3 July, 2024

Hajj in the heat: from sacred journey to survival test

Extreme heat and humidity led to the tragic deaths of over 1,300 Hajj pilgrims this year. For the Hajj to remain physically possible during summer months, the Saudi government needs to adopt effective adaptation measures and play its part in the global move away from fossil fuels.

The Hajj pilgrimage to Mecca in Saudi Arabia is a lifelong aspiration for every Muslim. In developing countries like Pakistan, where I come from, this dream often requires immense financial sacrifice. Many forgo significant life milestones like buying a house to save enough money for this spiritual journey, which is one of the Five Pillars of Islam.

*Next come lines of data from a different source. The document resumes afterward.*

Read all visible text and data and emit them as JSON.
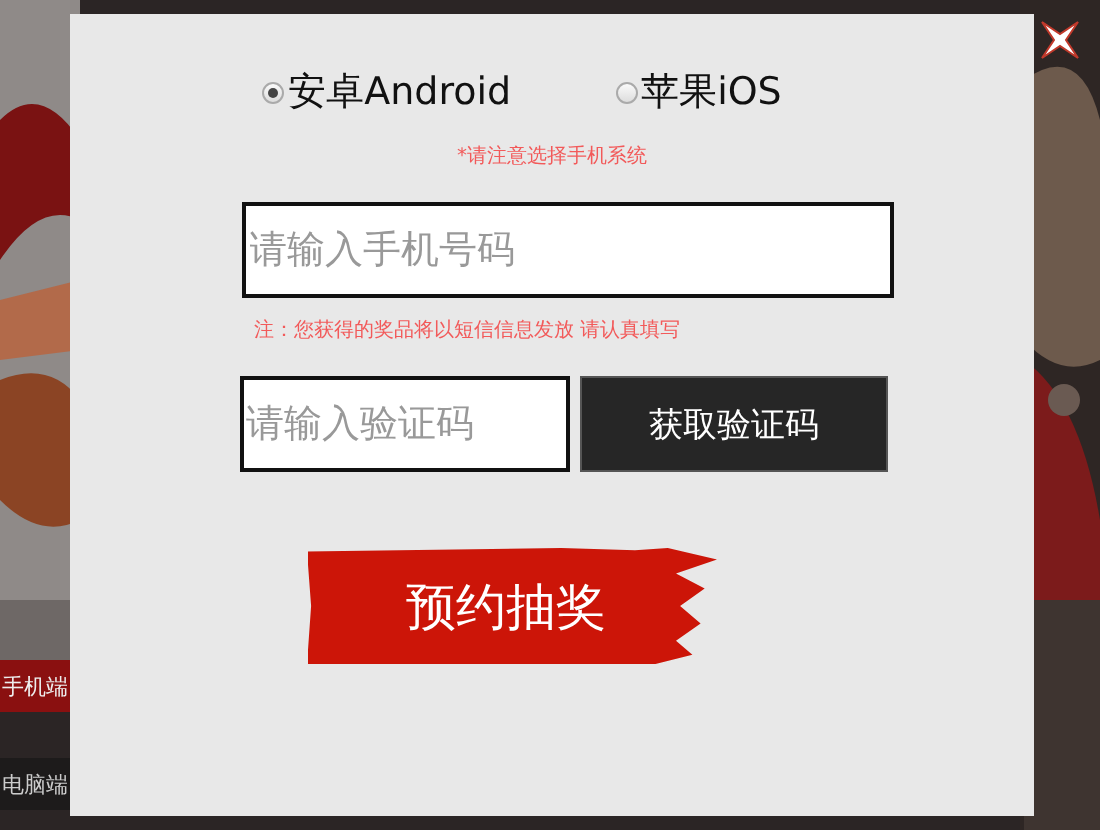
{
  "background": {
    "kind": "picture",
    "tabs": [
      {
        "label": "手机端",
        "selected": true
      },
      {
        "label": "电脑端",
        "selected": false
      }
    ]
  },
  "dialog": {
    "platforms": [
      {
        "label": "安卓Android",
        "selected": true
      },
      {
        "label": "苹果iOS",
        "selected": false
      }
    ],
    "platform_hint": "*请注意选择手机系统",
    "phone_field": {
      "placeholder": "请输入手机号码"
    },
    "notice": "注：您获得的奖品将以短信信息发放 请认真填写",
    "code_field": {
      "placeholder": "请输入验证码"
    },
    "code_button": "获取验证码",
    "submit_button": "预约抽奖"
  }
}
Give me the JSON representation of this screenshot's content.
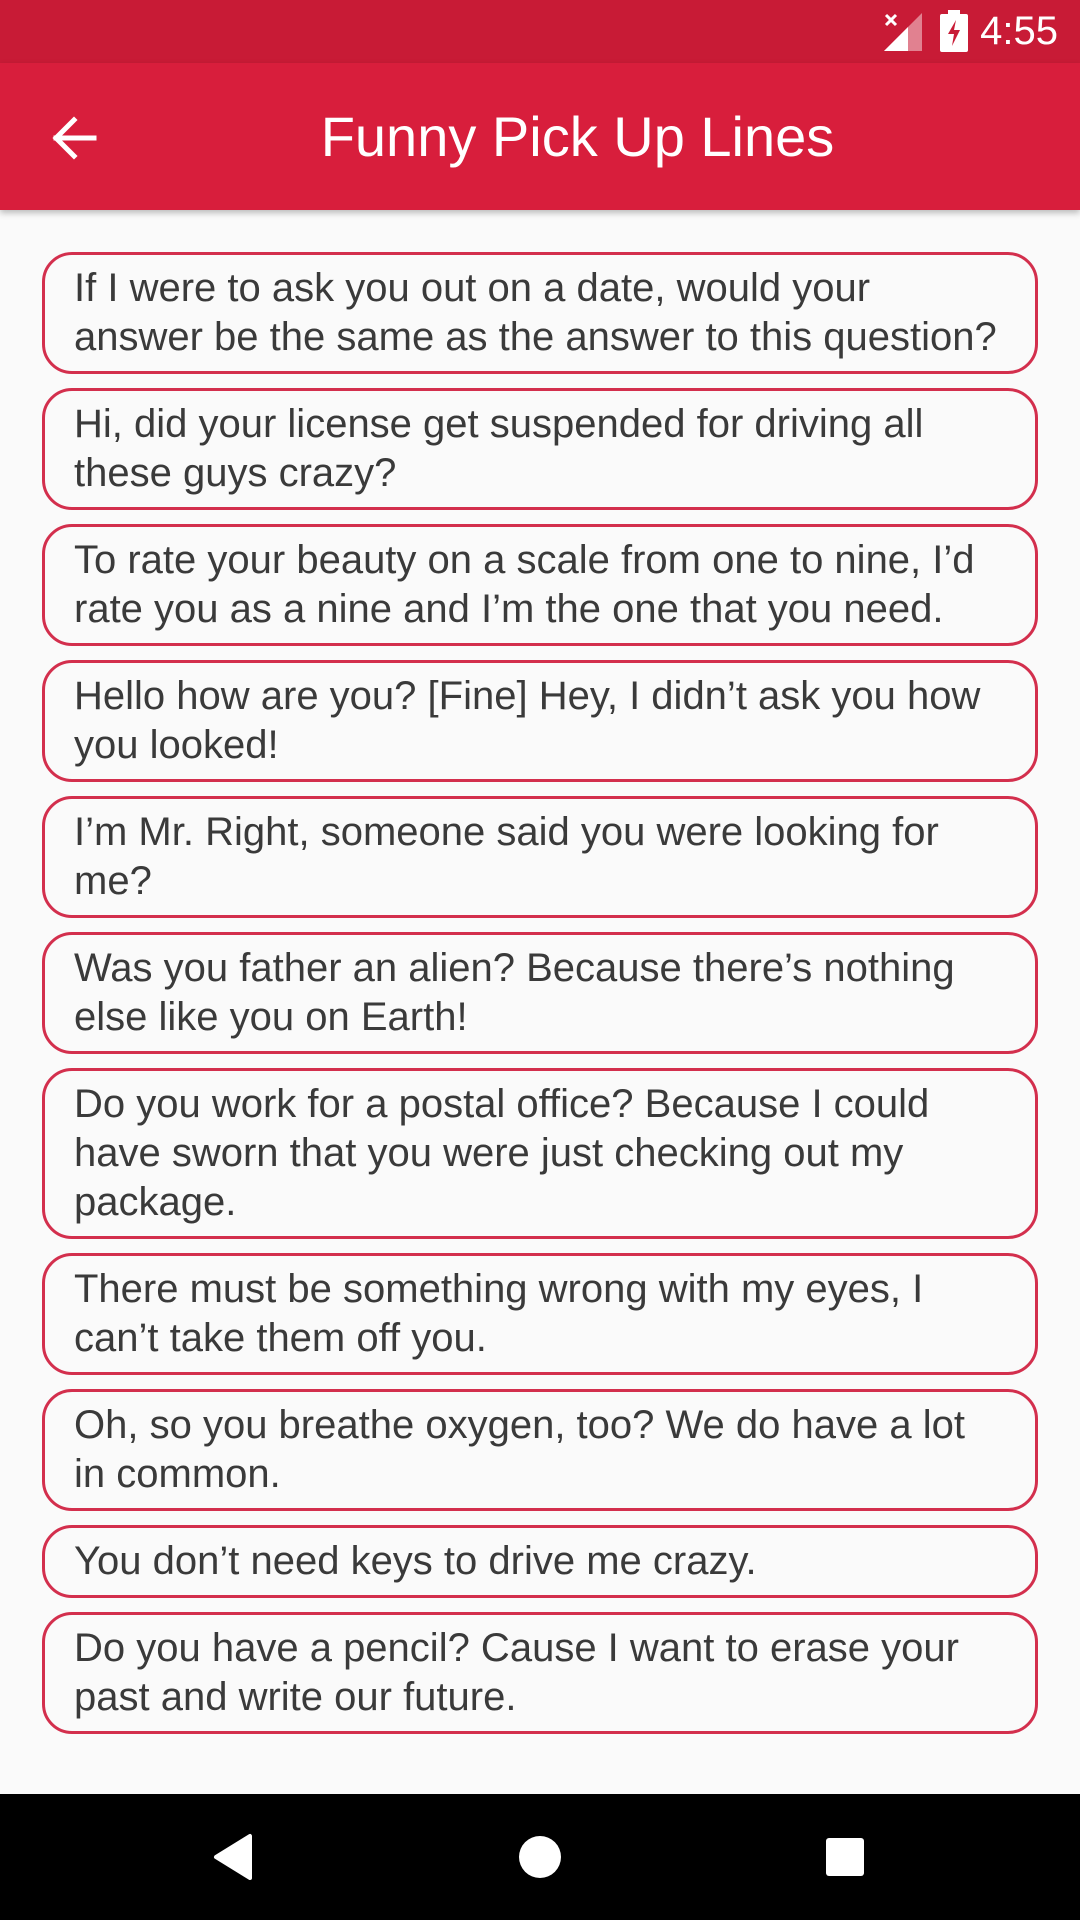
{
  "status_bar": {
    "time": "4:55",
    "icons": [
      "signal-no-data-icon",
      "battery-charging-icon"
    ]
  },
  "app_bar": {
    "title": "Funny Pick Up Lines",
    "back_icon": "arrow-back-icon"
  },
  "lines": [
    "If I were to ask you out on a date, would your answer be the same as the answer to this question?",
    "Hi, did your license get suspended for driving all these guys crazy?",
    "To rate your beauty on a scale from one to nine, I’d rate you as a nine and I’m the one that you need.",
    "Hello how are you? [Fine] Hey, I didn’t ask you how you looked!",
    "I’m Mr. Right, someone said you were looking for me?",
    "Was you father an alien? Because there’s nothing else like you on Earth!",
    "Do you work for a postal office? Because I could have sworn that you were just checking out my package.",
    "There must be something wrong with my eyes, I can’t take them off you.",
    "Oh, so you breathe oxygen, too? We do have a lot in common.",
    "You don’t need keys to drive me crazy.",
    "Do you have a pencil? Cause I want to erase your past and write our future."
  ],
  "nav_bar": {
    "icons": [
      "back-triangle-icon",
      "home-circle-icon",
      "recents-square-icon"
    ]
  },
  "colors": {
    "status_bar": "#c81b36",
    "app_bar": "#d81e3c",
    "card_border": "#d32f4d",
    "background": "#fafafa"
  }
}
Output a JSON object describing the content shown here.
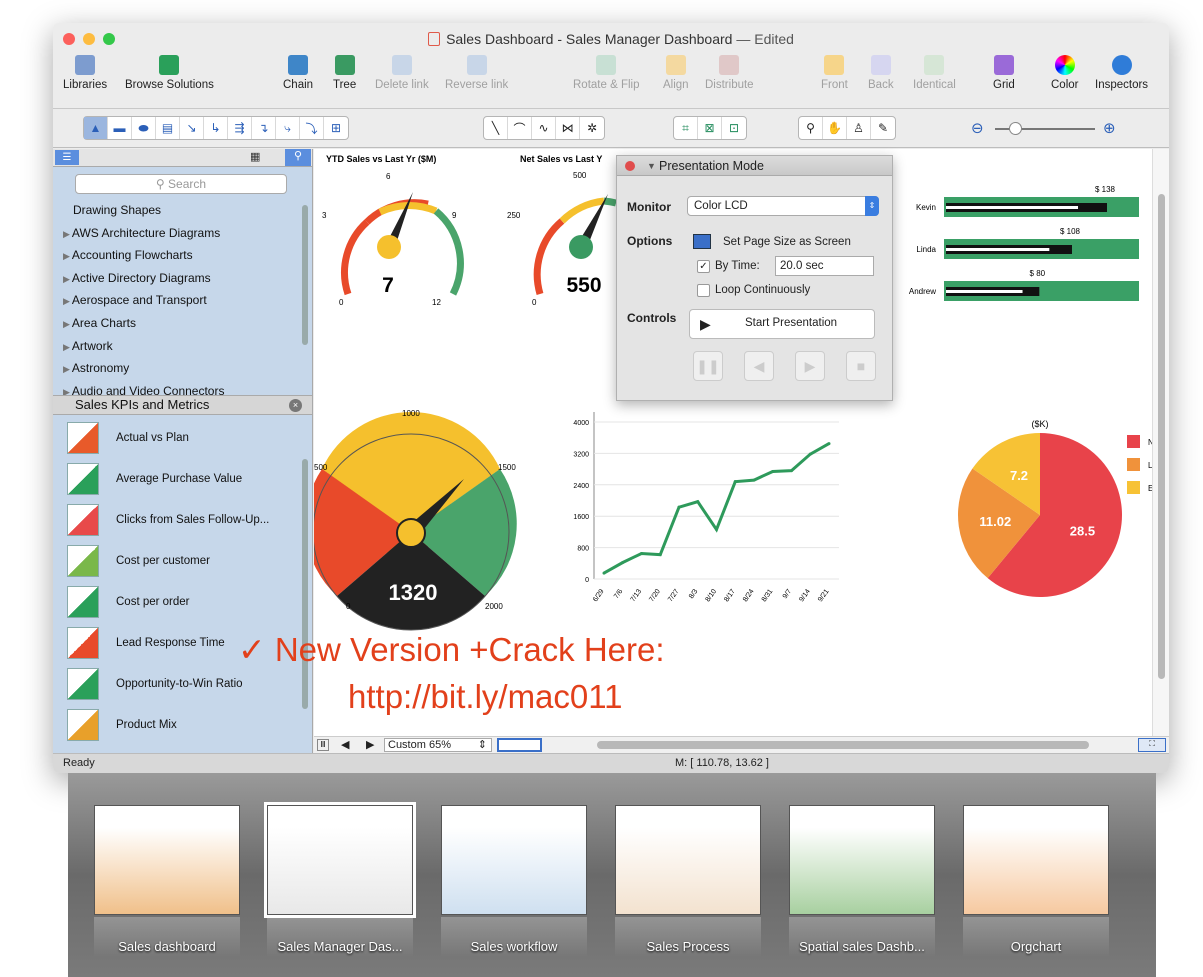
{
  "window": {
    "title": "Sales Dashboard - Sales Manager Dashboard",
    "edited": "— Edited"
  },
  "toolbar": {
    "items": [
      {
        "label": "Libraries",
        "icon": "libraries-icon",
        "enabled": true
      },
      {
        "label": "Browse Solutions",
        "icon": "browse-solutions-icon",
        "enabled": true
      },
      {
        "label": "Chain",
        "icon": "chain-icon",
        "enabled": true
      },
      {
        "label": "Tree",
        "icon": "tree-icon",
        "enabled": true
      },
      {
        "label": "Delete link",
        "icon": "delete-link-icon",
        "enabled": false
      },
      {
        "label": "Reverse link",
        "icon": "reverse-link-icon",
        "enabled": false
      },
      {
        "label": "Rotate & Flip",
        "icon": "rotate-flip-icon",
        "enabled": false
      },
      {
        "label": "Align",
        "icon": "align-icon",
        "enabled": false
      },
      {
        "label": "Distribute",
        "icon": "distribute-icon",
        "enabled": false
      },
      {
        "label": "Front",
        "icon": "front-icon",
        "enabled": false
      },
      {
        "label": "Back",
        "icon": "back-icon",
        "enabled": false
      },
      {
        "label": "Identical",
        "icon": "identical-icon",
        "enabled": false
      },
      {
        "label": "Grid",
        "icon": "grid-icon",
        "enabled": true
      },
      {
        "label": "Color",
        "icon": "color-icon",
        "enabled": true
      },
      {
        "label": "Inspectors",
        "icon": "inspectors-icon",
        "enabled": true
      }
    ]
  },
  "sidebar": {
    "search_placeholder": "Search",
    "libraries": [
      "Drawing Shapes",
      "AWS Architecture Diagrams",
      "Accounting Flowcharts",
      "Active Directory Diagrams",
      "Aerospace and Transport",
      "Area Charts",
      "Artwork",
      "Astronomy",
      "Audio and Video Connectors"
    ],
    "library_title": "Sales KPIs and Metrics",
    "kpis": [
      "Actual vs Plan",
      "Average Purchase Value",
      "Clicks from Sales Follow-Up...",
      "Cost per customer",
      "Cost per order",
      "Lead Response Time",
      "Opportunity-to-Win Ratio",
      "Product Mix"
    ]
  },
  "canvas": {
    "gauge1": {
      "title": "YTD Sales vs Last Yr ($M)",
      "value": "7",
      "ticks": [
        "0",
        "3",
        "6",
        "9",
        "12"
      ]
    },
    "gauge2": {
      "title": "Net Sales vs Last Y",
      "value": "550",
      "ticks": [
        "0",
        "250",
        "500"
      ]
    },
    "gauge3": {
      "value": "1320",
      "ticks": [
        "0",
        "500",
        "1000",
        "1500",
        "2000"
      ]
    }
  },
  "presentation": {
    "title": "Presentation Mode",
    "monitor_label": "Monitor",
    "monitor_value": "Color LCD",
    "options_label": "Options",
    "set_page_size": "Set Page Size as Screen",
    "by_time_label": "By Time:",
    "by_time_value": "20.0 sec",
    "loop": "Loop Continuously",
    "controls_label": "Controls",
    "start": "Start Presentation"
  },
  "scrollbar": {
    "zoom": "Custom 65%"
  },
  "status": {
    "left": "Ready",
    "coords": "M: [ 110.78, 13.62 ]"
  },
  "promo": {
    "line1": "✓ New Version +Crack Here:",
    "line2": "http://bit.ly/mac011"
  },
  "dock": [
    {
      "label": "Sales dashboard"
    },
    {
      "label": "Sales Manager Das..."
    },
    {
      "label": "Sales workflow"
    },
    {
      "label": "Sales Process"
    },
    {
      "label": "Spatial sales Dashb..."
    },
    {
      "label": "Orgchart"
    }
  ],
  "chart_data": [
    {
      "type": "bar",
      "categories": [
        "Kevin",
        "Linda",
        "Andrew"
      ],
      "values": [
        138,
        108,
        80
      ],
      "data_labels": [
        "$ 138",
        "$ 108",
        "$ 80"
      ],
      "xlim": [
        0,
        150
      ]
    },
    {
      "type": "line",
      "x": [
        "6/29",
        "7/6",
        "7/13",
        "7/20",
        "7/27",
        "8/3",
        "8/10",
        "8/17",
        "8/24",
        "8/31",
        "9/7",
        "9/14",
        "9/21"
      ],
      "values": [
        150,
        420,
        650,
        620,
        1830,
        1970,
        1260,
        2480,
        2520,
        2740,
        2760,
        3180,
        3450
      ],
      "yticks": [
        0,
        800,
        1600,
        2400,
        3200,
        4000
      ],
      "ylim": [
        0,
        4000
      ],
      "colors": {
        "line": "#2e9a5b"
      }
    },
    {
      "type": "pie",
      "title": "($K)",
      "series": [
        {
          "name": "North Ameri",
          "value": 28.5,
          "color": "#e8434a"
        },
        {
          "name": "Latin Americ",
          "value": 11.02,
          "color": "#f0923b"
        },
        {
          "name": "Europe",
          "value": 7.2,
          "color": "#f7c235"
        }
      ],
      "labels": [
        "28.5",
        "11.02",
        "7.2"
      ]
    }
  ]
}
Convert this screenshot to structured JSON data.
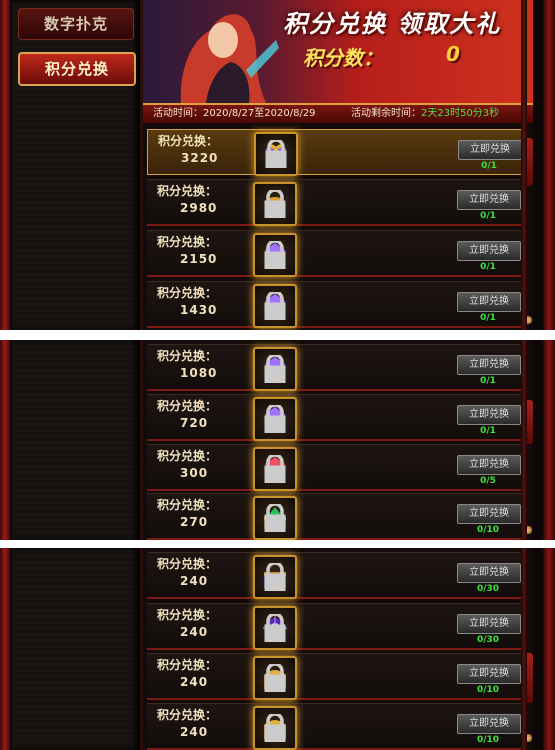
{
  "sidebar": {
    "item1": "数字扑克",
    "item2": "积分兑换"
  },
  "banner": {
    "title": "积分兑换 领取大礼",
    "score_label": "积分数：",
    "score_value": "0"
  },
  "timebar": {
    "period": "活动时间：2020/8/27至2020/8/29",
    "remaining_label": "活动剩余时间：",
    "remaining_value": "2天23时50分3秒"
  },
  "item_label": "积分兑换：",
  "button_label": "立即兑换",
  "panel1_items": [
    {
      "cost": "3220",
      "count": "0/1",
      "icon": "gift-box-icon"
    },
    {
      "cost": "2980",
      "count": "0/1",
      "icon": "treasure-pot-icon"
    },
    {
      "cost": "2150",
      "count": "0/1",
      "icon": "purple-gem-icon"
    },
    {
      "cost": "1430",
      "count": "0/1",
      "icon": "purple-gem-icon"
    }
  ],
  "panel2_items": [
    {
      "cost": "1080",
      "count": "0/1",
      "icon": "purple-gem-icon"
    },
    {
      "cost": "720",
      "count": "0/1",
      "icon": "purple-gem-icon"
    },
    {
      "cost": "300",
      "count": "0/5",
      "icon": "red-gem-icon"
    },
    {
      "cost": "270",
      "count": "0/10",
      "icon": "green-gem-chest-icon"
    }
  ],
  "panel3_items": [
    {
      "cost": "240",
      "count": "0/30",
      "icon": "gem-chest-icon"
    },
    {
      "cost": "240",
      "count": "0/30",
      "icon": "purple-orb-icon"
    },
    {
      "cost": "240",
      "count": "0/10",
      "icon": "gold-chest-icon"
    },
    {
      "cost": "240",
      "count": "0/10",
      "icon": "gold-chest-icon"
    }
  ]
}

Yet despite these sacrifices, upon reaching Mecca, devoted, low-income pilgrims face harsh conditions. They are forced to stay in cheap, low quality accommodation far from the holy mosque. They stay in tents during the mandatory five days of the Hajj, with access to only basic cooling like fans or air coolers, unlike wealthier pilgrims who can afford air-conditioned tents.

The strenuous rituals of the Hajj undertaken during 50°C daytime temperatures followed by hot nights poses a severe risk of death. For the Hajj to remain physically possible during summer months, the Saudi government not only needs effective adaptation measures, it must play its part in the global move away from fossil fuels.

The challenge of extreme heat is compounded by the demographics of the pilgrims – nearly half are 56 years’ of age or older, and a significant number have preexisting health conditions. The physical demands of the Hajj, under these extreme conditions, transform what should be a spiritual pinnacle into a dangerous ordeal.

This year, 1.8 million pilgrims travelled to Mecca, 1.6 million of them from across the world. Tragically, over 1,300 of them died from extreme heat stress as they performed the required series of rituals under the blazing sun amid extreme heat and humidity, followed by a night under open skies.

Heat stress occurs when heat and humidity combine, as this interferes with our ability to cool ourselves by sweating. The temperature at the Grand Mosque in Mecca reached 51.8˚C last week, around 5°C hotter than forecast, while relative humidity was 25%. Such conditions put even the lives of young, healthy individuals at risk if exposed for three hours or more.

Our 2021 study on the potential risk of dangerous heat stress during the pilgrimage to Mecca finds that if the world limits global warming to 1.5°C, this would halve the number of heat-related deaths during the Hajj compared with 2°C of warming.

We also found that five-day periods which exceed extremely dangerous heat stress thresholds are most likely to occur in the month of September. The chance of exceeding this threshold during this month would be four times greater in a world that is 1.5°C warmer than pre-industrial levels, and as much as 13 times more likely should global warming reach 2°C.

But this year's Hajj deaths occurred in June. As global warming continues to drive extreme heat, by the time the Hajj cycle moves around the calendar to the hottest months in 2050, it is very doubtful it will be able to continue in the same way.

The world is currently heading to 2.7°C of warming, and there's little sign of governments rushing to take the necessary action to bring down that projected temperature.

Last year, 240 people died at the Hajj, but this year's numbers were much higher, as were the temperatures. The Saudi hosts had medical teams at the ready, and deployed all kinds of adaptation efforts like water misting systems to reduce the threat. But it was clearly not enough to safeguard the 1300 who lost their lives.

Saudi Arabia is the world's fourth biggest fossil fuel exporter, exporting the very product that is driving these heat extremes. While it makes around $150 billion from the Hajj and Umrah per year, the Saudi Kingdom’s profits from fossil fuel are far higher.

Yet the Saudi government is planning to increase the numbers at the Hajj, aiming for 4.5 million people by 2050. And it's not planning to reduce its fossil fuel business.

This kind of disconnect between a country's fossil interests and climate change is not limited to Saudi Arabia. The US is the second largest fossil fuel exporter, its own citizens suffered under a massive heatwave at the same time.

The Hajj pilgrimage is a profound reminder to every Muslim of equality in the eyes of God. It is a time when wealth, race, culture, and gender are stripped away, leaving only one's righteousness to elevate their status. Yet, the disparity in the safety of pilgrims based on their financial means starkly contradicts this spirit of equality.

The elderly and those with health conditions are most vulnerable to harsh conditions during the Hajj. These individuals must be protected, irrespective of their economic status. To honour the spirit of the Hajj and safeguard the most vulnerable, we must act now to adapt while we bring emissions down in line with the Paris Agreement’s 1.5°C warming limit.